Return the entries verbatim and drop every picture.

• DATA EXCERPTS:
- - - - -

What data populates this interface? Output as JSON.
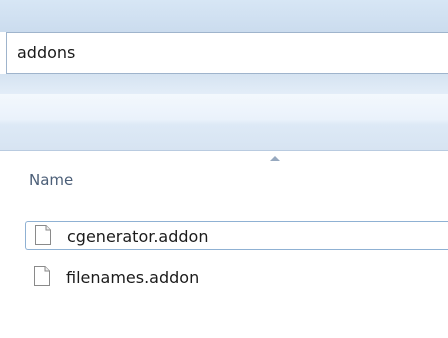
{
  "address": {
    "path": "addons"
  },
  "columns": [
    {
      "label": "Name",
      "sorted": "ascending"
    }
  ],
  "files": [
    {
      "name": "cgenerator.addon",
      "selected": true
    },
    {
      "name": "filenames.addon",
      "selected": false
    }
  ]
}
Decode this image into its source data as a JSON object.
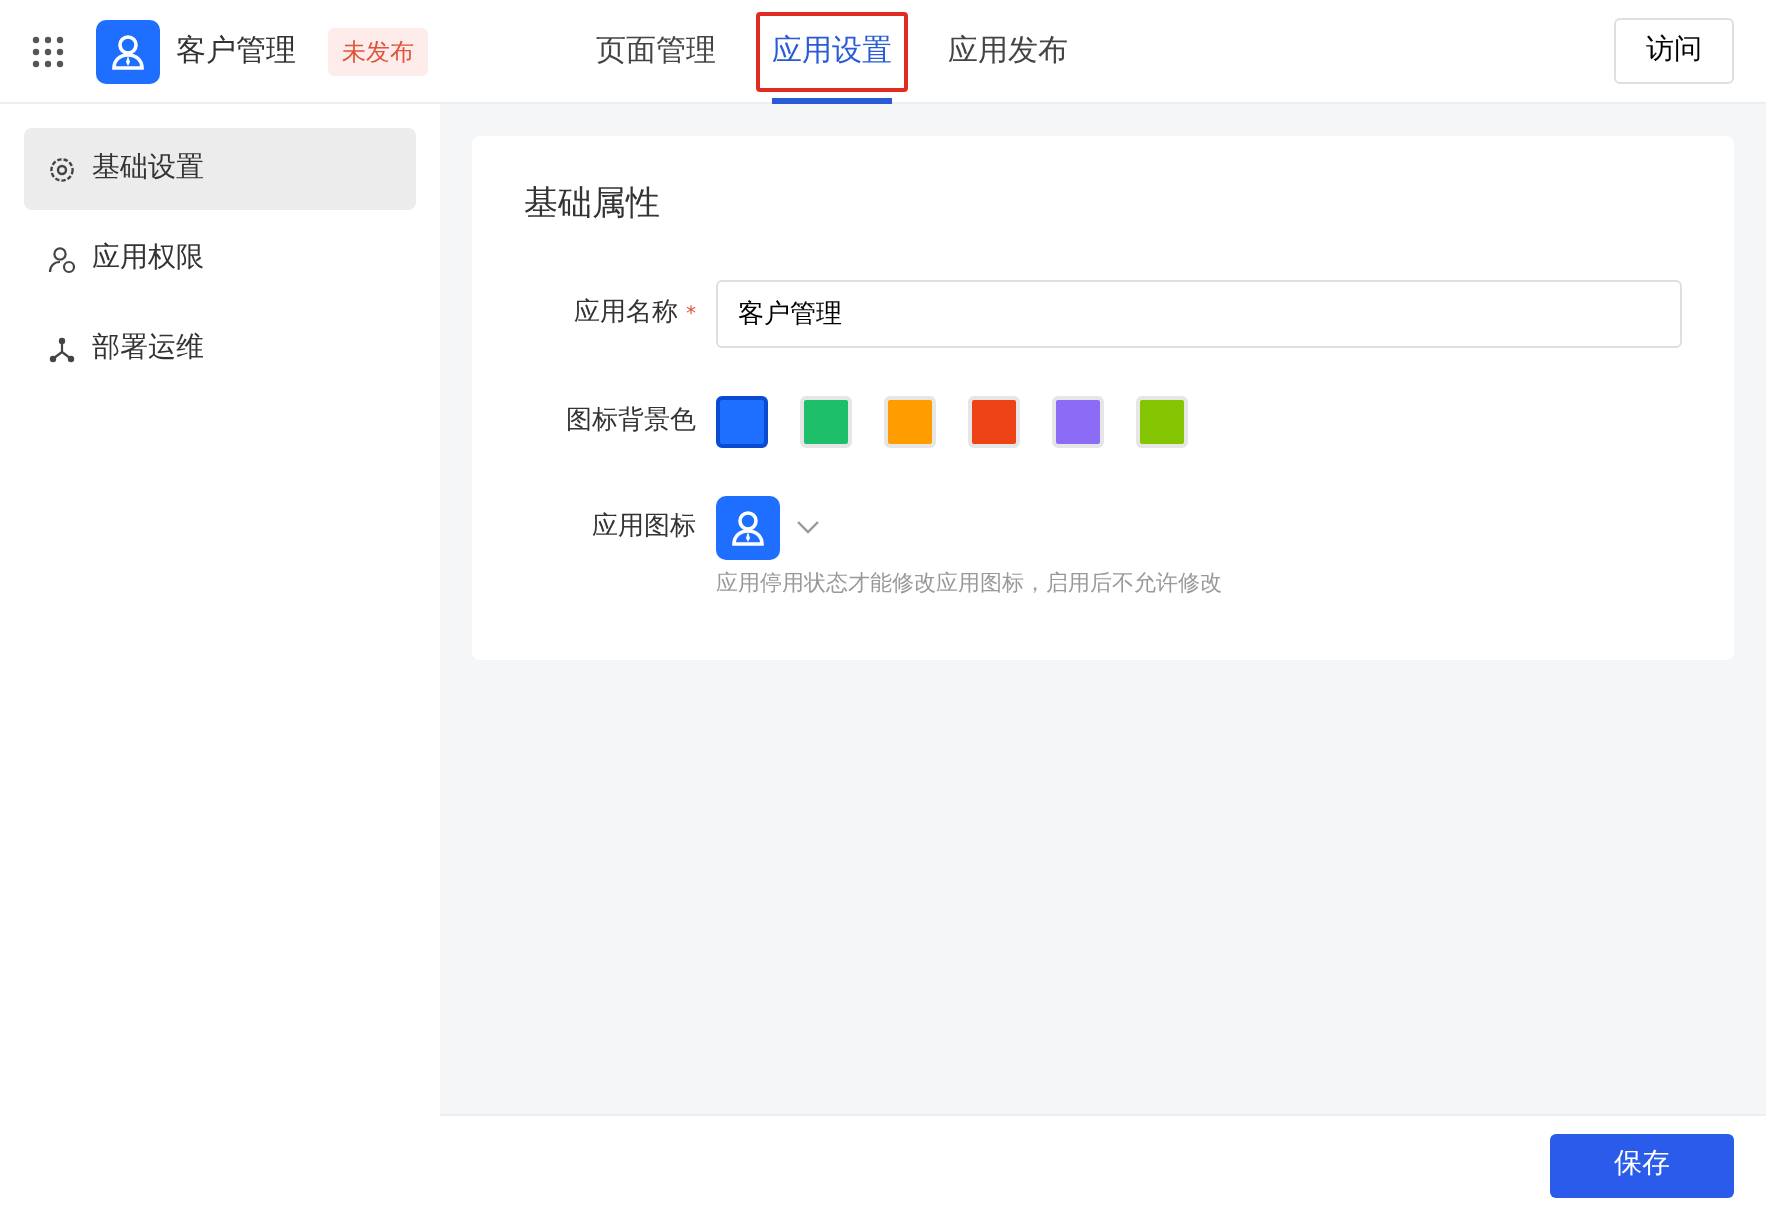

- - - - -

• ANSWER SECTION:
What data populates this interface? Output as JSON.
{
  "address": {
    "path": "addons"
  },
  "columns": [
    {
      "label": "Name",
      "sorted": "ascending"
    }
  ],
  "files": [
    {
      "name": "cgenerator.addon",
      "selected": true
    },
    {
      "name": "filenames.addon",
      "selected": false
    }
  ]
}
Decode this image into its source data as a JSON object.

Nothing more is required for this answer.